Why I like it: VW has been on somewhat of a virtuoso streak in the last couple of years, particularly in film. One inspired ad (say for example “The Force”) can be attributed in part to some good luck – after all, if there was a formula we’d all be doing it more often. But when you start seeing multiple great ads like this one, this one, this one, this one, this one or this one…from different agencies, from different countries around the world, and for different models…well then you know that something is going on…perhaps there actually is a formula! More likely it’s a philosophy about creativity that stems from one or two very talented people at the top of VW. I’d like to know more, because whatever it is, it’s working for me! This one above is one more in a line of really good ads. Simple as hell, focused on an interesting benefit that might seem small…but hooks you in (without this nothing else matters!) and leaves you with a warm feeling for the brand, crisply shot and expertly produced (the soundtrack is once again a difference-maker, as is the casting of the dog). Sometimes I fear we over-complicate things: deeply debating the human insight, the broad strategy, the maslow’s pyramid, this paradigm here and that global learning there…ultimately getting so invested in our own brilliance that we then feel it must ALL appear in the 30s ad…when all people want when they get back from work is to sit in front of a couch…not think too hard…and maybe crack a smile. Well done, once again for VW, who clearly gets this and makes it look easy!

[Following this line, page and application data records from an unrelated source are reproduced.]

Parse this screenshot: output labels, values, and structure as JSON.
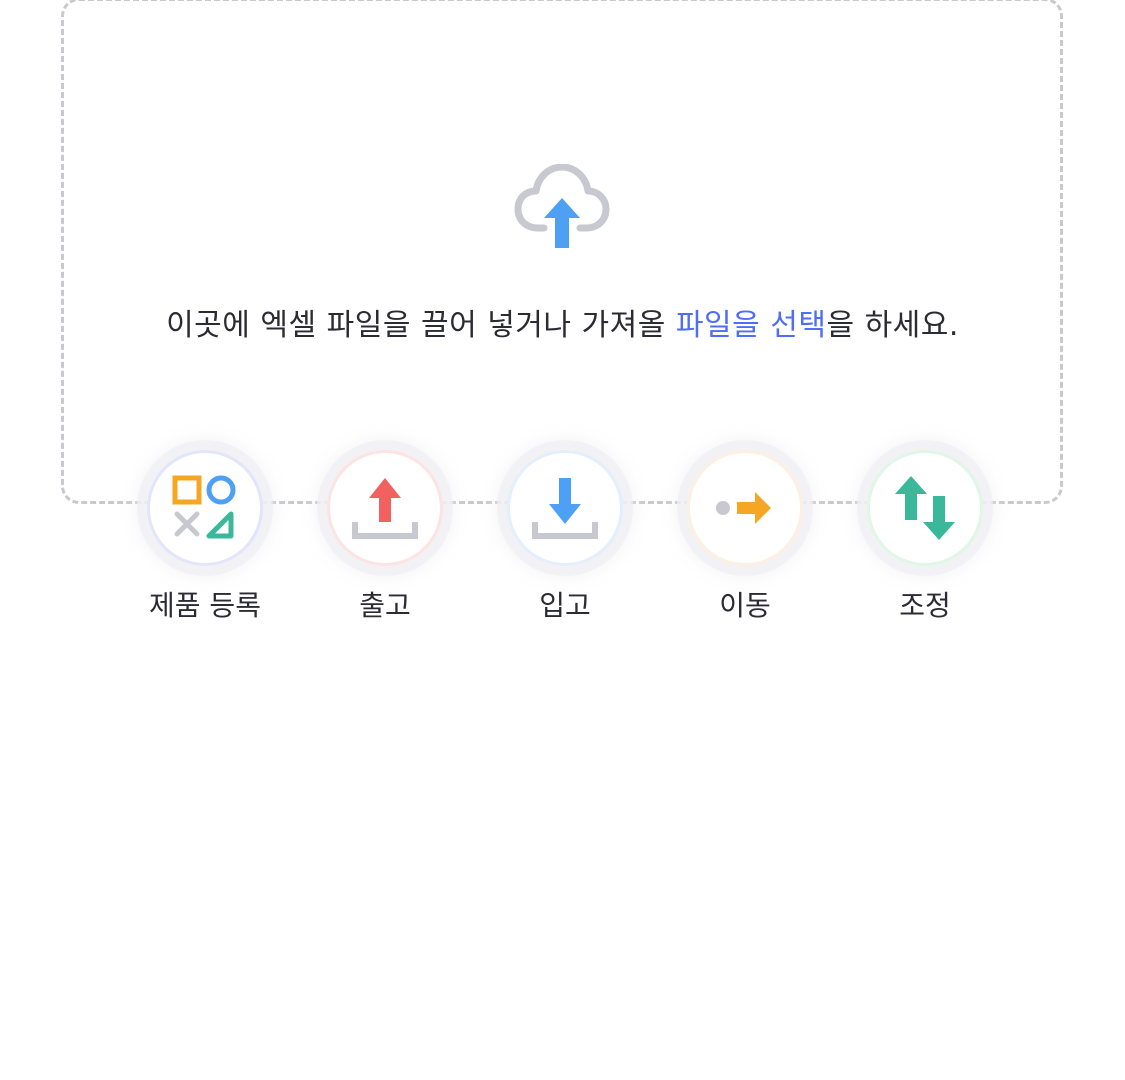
{
  "dropzone": {
    "text_before": "이곳에 엑셀 파일을 끌어 넣거나 가져올 ",
    "link_text": "파일을 선택",
    "text_after": "을 하세요.",
    "icon": "cloud-upload-icon"
  },
  "actions": [
    {
      "label": "제품 등록",
      "icon": "shapes-icon",
      "ring_color": "#e2e5fb"
    },
    {
      "label": "출고",
      "icon": "upload-arrow-icon",
      "ring_color": "#fde3e3"
    },
    {
      "label": "입고",
      "icon": "download-arrow-icon",
      "ring_color": "#e5eefc"
    },
    {
      "label": "이동",
      "icon": "move-arrow-icon",
      "ring_color": "#fdf0e2"
    },
    {
      "label": "조정",
      "icon": "adjust-arrows-icon",
      "ring_color": "#e0f6e6"
    }
  ],
  "colors": {
    "link": "#4f6df5",
    "blue": "#4ea0f5",
    "red": "#f26060",
    "orange": "#f5a623",
    "green": "#3bb89a",
    "gray": "#c8c8d0"
  }
}
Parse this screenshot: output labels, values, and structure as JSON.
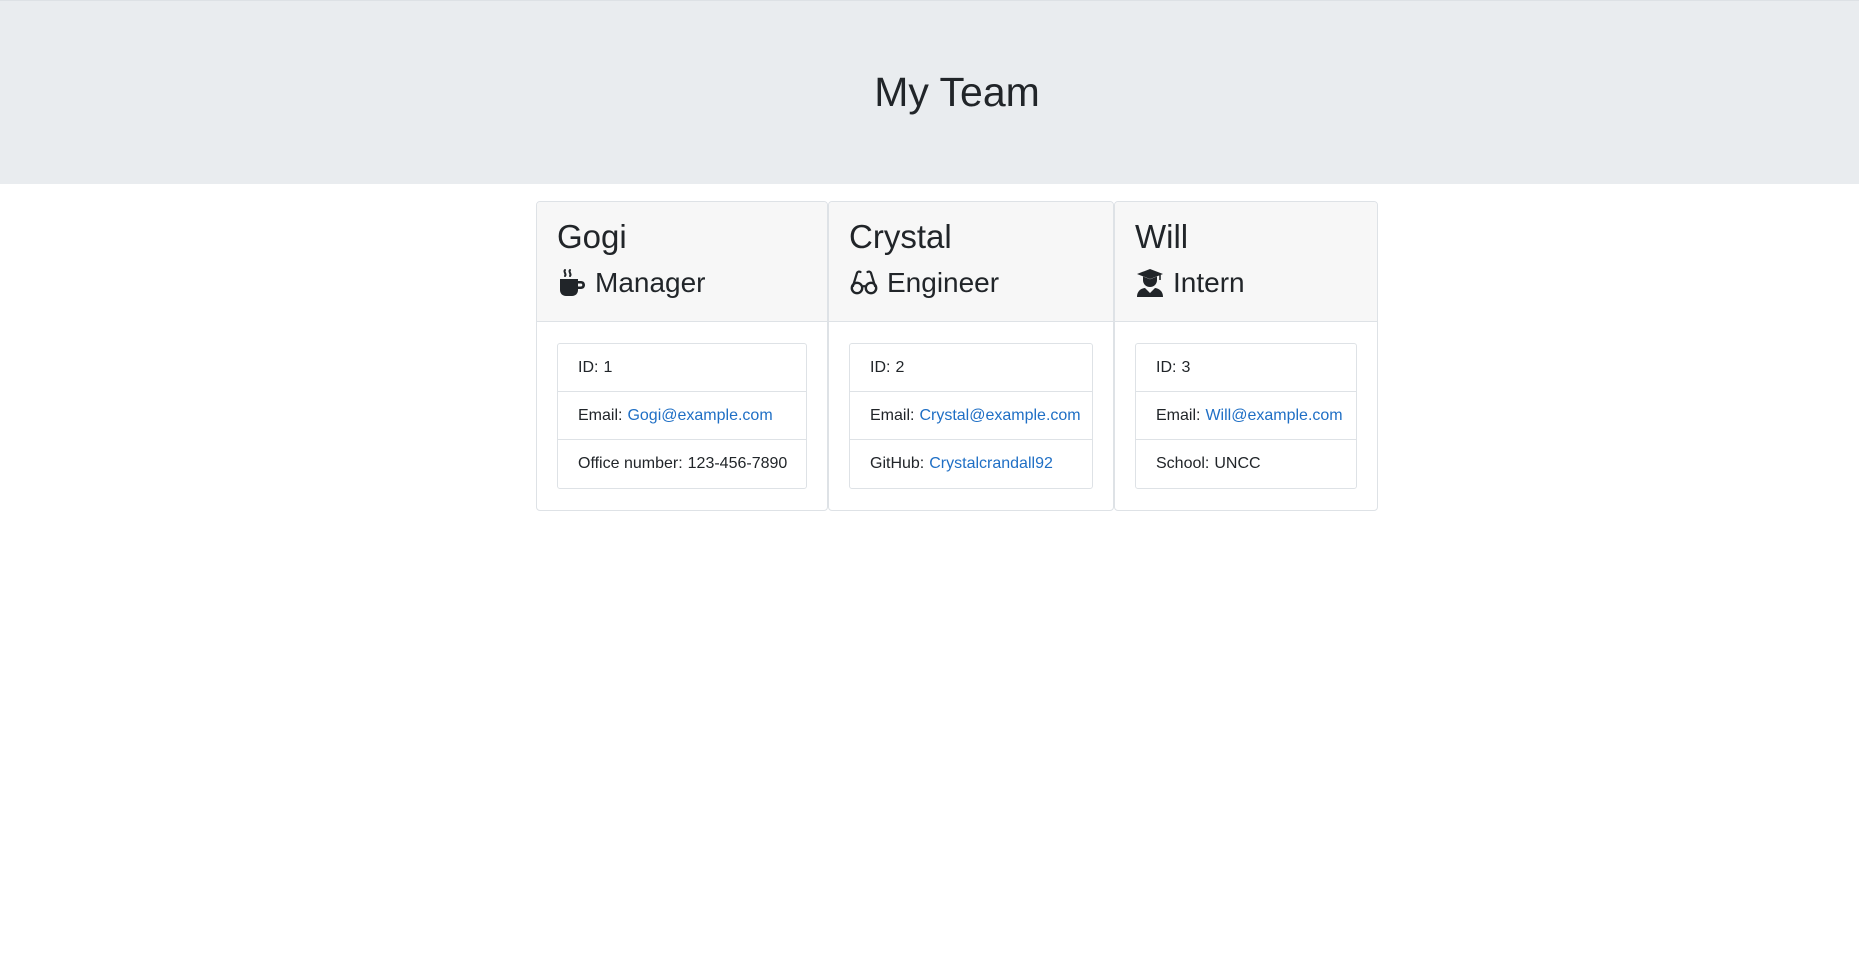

Why I like it: Sure, it’s a little “scammy”…but I think it’s well worth sharing because there’s something about it that is pretty unique. It seems like a pretty simple print ad, with a central image paid off by a small tagline in the bottom right. Certainly the image stops you on your tracks, the kinetic motion of the milk coming out of the mouth like vomit is not something I’ve ever seen (in a print ad..), and once you’re hooked you’re drawn in to notice the person, the bleak surroundings…and a question starts building in your mind about what this is all about. Very cool. But what really sets this ad apart is that it’s a sort of “double negative” approach to selling a product: The milk is shown in a negative way (spewing out of someone’s mouth in disgust)…but…this comes from a negative person (whale killer, child exploiter…). So, a negative times a negative equals…a positive! It’s just like math! The tagline helps you understand that this is all actually a good thing…it’s happening because milk is wholesome! The entire logic thing actually clicks in your brain much faster than I just described it, and it’s just intriguing because it’s such a logical contortion…which somehow…works. Wow. Second interesting print ad in a row from the same agency in Cape Town, I want whatever they’re drinking!